    Kahlon TS, Chow FI, Knuckles BE, Chiu MM (1993) Cholesterol-lowering effects in hamsters of beta-glucan-enriched barley fraction, dehulled whole barley, rice bran, and oat bran and their combinations. Cereal Chem 70:435Google Scholar
  21. 21.
    Bourdon P, Yokoyama W, Davis P, Hudson C, Backus R, Richter D (1999) Postprandial lipid, glucose, insulin, and cholecystokinin responses in men fed barley pasta enriched with β-glucan. Am J Clin Nutr 69:55Google Scholar
  22. 22.
    Cavallero A, Empilli S, Brighenti F, Stanca M (2002) High (1 → 3, 1 → 4)-β-glucan barley fractions in bread making and their effects on human glycemic response. J Cereal Sci 36:59. doi: 10.1006/jcrs.2002.0454 CrossRefGoogle Scholar
  23. 23.
    Tappy L, Gugolz E, Wursch P (1996) Effects of breakfast cereals containing various amounts of beta-glucan fibers on plasma-glucose and insulin responses in NIDDM subjects. Diabetes Care 19:831. doi: 10.2337/diacare.19.8.831 CrossRefGoogle Scholar
  24. 24.
    Wood PJ, Braaten JT, Scott FW, Riedel D, Poste LM (1990) Comparisons of viscous properties of oat and guar gum and the effects of these and oat bran on glycemic Index. J Agric Food Chem 38:753. doi: 10.1021/jf00093a036 CrossRefGoogle Scholar
  25. 25.
    Braaten JT, Wood PJ, Scott FW, Wolynetz MS, Lowe MK, Bradleywhite P (1994) Oat beta-glucan reduces blood cholesterol concentration in hypercholesterolemic subjects. Eur J Clin Nutr 48:465Google Scholar
  26. 26.
    Mälkki Y, Virtanen E (2001) Gastrointestinal effects of oat bran and oat gum: a review. Lebensmittel-Wissehschaft Und-Technologie 34:337. doi: 10.1006/fstl.2001.0795 CrossRefGoogle Scholar
  27. 27.
    Lee S, Kim S, Inglett GE (2005) Effect of shortening replacement with oatrim on the physical and rheological properties of cakes.
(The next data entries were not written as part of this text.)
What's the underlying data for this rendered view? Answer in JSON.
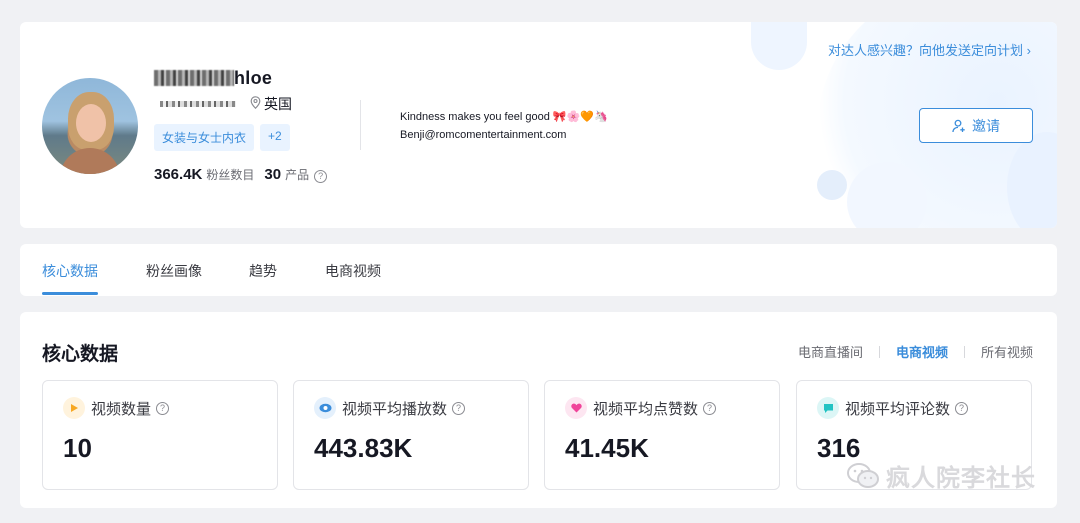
{
  "profile": {
    "name_suffix": "hloe",
    "location": "英国",
    "tags": [
      "女装与女士内衣",
      "+2"
    ],
    "followers_value": "366.4K",
    "followers_label": "粉丝数目",
    "products_value": "30",
    "products_label": "产品",
    "bio_line1": "Kindness makes you feel good 🎀🌸🧡🦄",
    "bio_line2": "Benji@romcomentertainment.com",
    "promo_text": "对达人感兴趣？向他发送定向计划 ›",
    "invite_label": "邀请"
  },
  "tabs": [
    "核心数据",
    "粉丝画像",
    "趋势",
    "电商视频"
  ],
  "core": {
    "title": "核心数据",
    "filters": [
      "电商直播间",
      "电商视频",
      "所有视频"
    ],
    "active_filter": "电商视频",
    "metrics": [
      {
        "label": "视频数量",
        "value": "10",
        "icon": "play-icon",
        "color": "#f7a823"
      },
      {
        "label": "视频平均播放数",
        "value": "443.83K",
        "icon": "eye-icon",
        "color": "#3b8ddb"
      },
      {
        "label": "视频平均点赞数",
        "value": "41.45K",
        "icon": "heart-icon",
        "color": "#f0449a"
      },
      {
        "label": "视频平均评论数",
        "value": "316",
        "icon": "comment-icon",
        "color": "#22c3c3"
      }
    ]
  },
  "watermark": "疯人院李社长"
}
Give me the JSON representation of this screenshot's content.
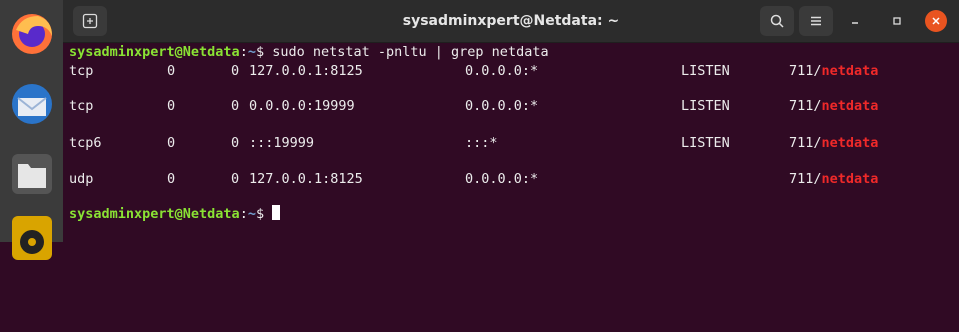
{
  "window": {
    "title": "sysadminxpert@Netdata: ~"
  },
  "dock": {
    "items": [
      {
        "name": "firefox-icon"
      },
      {
        "name": "thunderbird-icon"
      },
      {
        "name": "files-icon"
      },
      {
        "name": "rhythmbox-icon"
      }
    ]
  },
  "terminal": {
    "prompt_user": "sysadminxpert@Netdata",
    "prompt_path": "~",
    "prompt_symbol": "$",
    "command": " sudo netstat -pnltu | grep netdata",
    "rows": [
      {
        "proto": "tcp",
        "recvq": "0",
        "sendq": "0",
        "local": "127.0.0.1:8125",
        "foreign": "0.0.0.0:*",
        "state": "LISTEN",
        "pid": "711/",
        "prog": "netdata"
      },
      {
        "proto": "tcp",
        "recvq": "0",
        "sendq": "0",
        "local": "0.0.0.0:19999",
        "foreign": "0.0.0.0:*",
        "state": "LISTEN",
        "pid": "711/",
        "prog": "netdata"
      },
      {
        "proto": "tcp6",
        "recvq": "0",
        "sendq": "0",
        "local": ":::19999",
        "foreign": ":::*",
        "state": "LISTEN",
        "pid": "711/",
        "prog": "netdata"
      },
      {
        "proto": "udp",
        "recvq": "0",
        "sendq": "0",
        "local": "127.0.0.1:8125",
        "foreign": "0.0.0.0:*",
        "state": "",
        "pid": "711/",
        "prog": "netdata"
      }
    ]
  },
  "colors": {
    "terminal_bg": "#300a24",
    "prompt_user": "#8ae234",
    "prompt_path": "#729fcf",
    "highlight": "#ef2929",
    "close_button": "#e95420"
  }
}
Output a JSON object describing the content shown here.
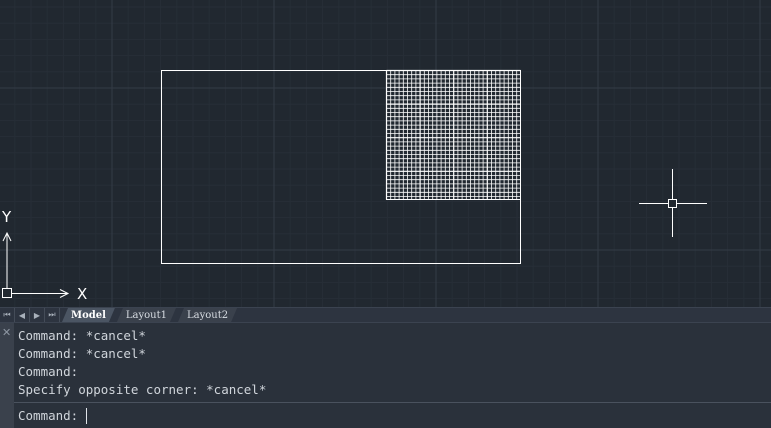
{
  "canvas": {
    "axis_labels": {
      "x": "X",
      "y": "Y"
    }
  },
  "tabs": {
    "items": [
      {
        "label": "Model",
        "active": true
      },
      {
        "label": "Layout1",
        "active": false
      },
      {
        "label": "Layout2",
        "active": false
      }
    ]
  },
  "command": {
    "history": [
      "Command: *cancel*",
      "Command: *cancel*",
      "Command:",
      "Specify opposite corner: *cancel*"
    ],
    "prompt": "Command:"
  },
  "colors": {
    "canvas_bg": "#212830",
    "grid_major": "#353c47",
    "geometry": "#ffffff"
  },
  "icons": {
    "close": "close-icon",
    "crosshair": "crosshair-cursor-icon",
    "ucs": "ucs-icon"
  }
}
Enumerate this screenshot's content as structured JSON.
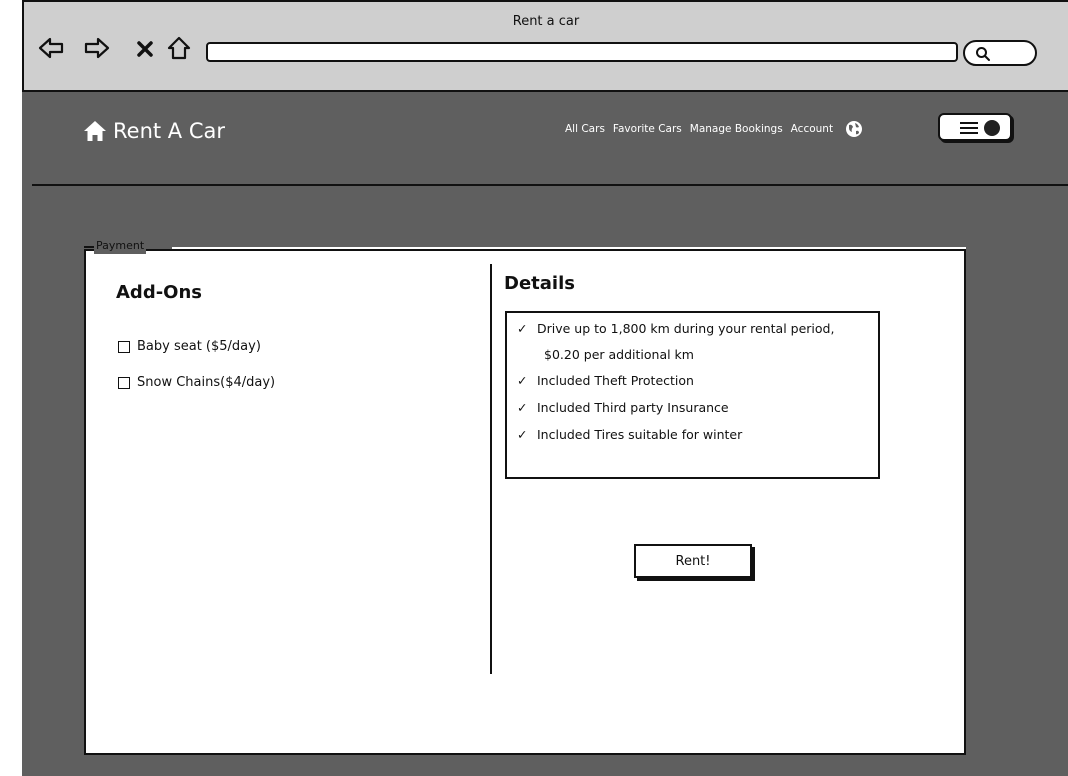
{
  "window": {
    "title": "Rent a car"
  },
  "browser": {
    "back_icon": "arrow-left-outline",
    "forward_icon": "arrow-right-outline",
    "stop_icon": "x-mark",
    "home_icon": "house-outline",
    "search_icon": "magnifier",
    "url_value": ""
  },
  "header": {
    "brand": "Rent A Car",
    "nav": [
      "All Cars",
      "Favorite Cars",
      "Manage Bookings",
      "Account"
    ],
    "globe_icon": "globe",
    "menu_icon": "hamburger",
    "toggle_state": "on"
  },
  "payment": {
    "legend": "Payment",
    "addons": {
      "title": "Add-Ons",
      "options": [
        {
          "label": "Baby seat ($5/day)",
          "checked": false
        },
        {
          "label": "Snow Chains($4/day)",
          "checked": false
        }
      ]
    },
    "details": {
      "title": "Details",
      "items": [
        "Drive up to 1,800 km during your rental period,",
        "Included Theft Protection",
        "Included Third party Insurance",
        "Included Tires suitable for winter"
      ],
      "item_continuation": "$0.20 per additional km"
    },
    "rent_button": "Rent!"
  },
  "colors": {
    "app_background": "#5f5f5f",
    "chrome_background": "#cfcfcf",
    "panel_background": "#ffffff",
    "ink": "#111111"
  }
}
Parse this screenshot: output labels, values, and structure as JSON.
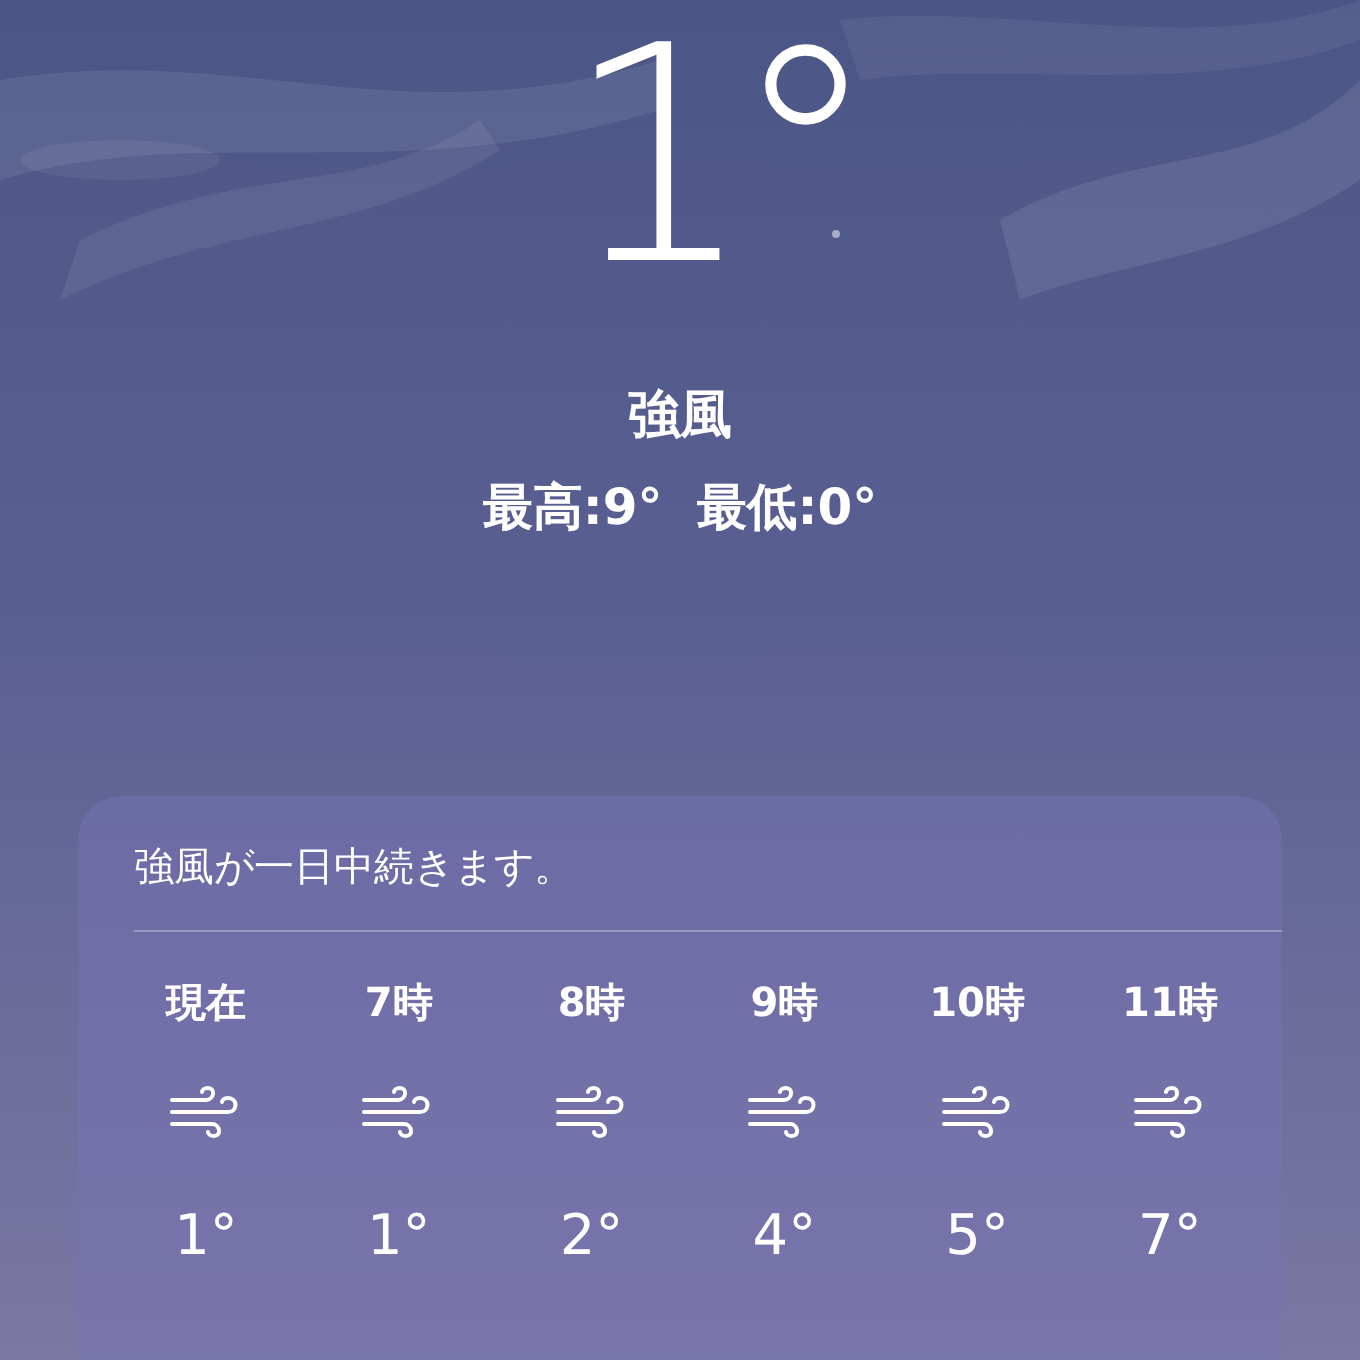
{
  "current": {
    "temperature": "1°",
    "condition": "強風",
    "high_low": "最高:9°  最低:0°"
  },
  "hourly_forecast": {
    "summary": "強風が一日中続きます。",
    "hours": [
      {
        "time": "現在",
        "kind": "wind",
        "temperature": "1°"
      },
      {
        "time": "7時",
        "kind": "wind",
        "temperature": "1°"
      },
      {
        "time": "8時",
        "kind": "wind",
        "temperature": "2°"
      },
      {
        "time": "9時",
        "kind": "wind",
        "temperature": "4°"
      },
      {
        "time": "10時",
        "kind": "wind",
        "temperature": "5°"
      },
      {
        "time": "11時",
        "kind": "wind",
        "temperature": "7°"
      }
    ]
  }
}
Cereal Chem 82:120. doi: 10.1094/CC-82-0120 CrossRefGoogle Scholar
  28. 28.
    Morgan KR, Roberts CJ, Tendler SJB, Davies MC, Williams PM (1999) A 13C CP/MAS NMR spectroscopy and AFM study of the structure of GlucagelTM, a gelling β-glucan from barley. Carbohydr Res 315:169. doi: 10.1016/S0008-6215(99)00005-1 CrossRefGoogle Scholar
  29. 29.
    Vasanthan T (2005) Grain fiber compositions and methods of use. US Patent Application No. 20050208145Google Scholar

Copyright information

© Springer Science+Business Media, LLC 2009

Authors and Affiliations

  1. 1.Guelph Food Research Centre, Agriculture and Agri-Food CanadaGuelphCanada

Personalised recommendations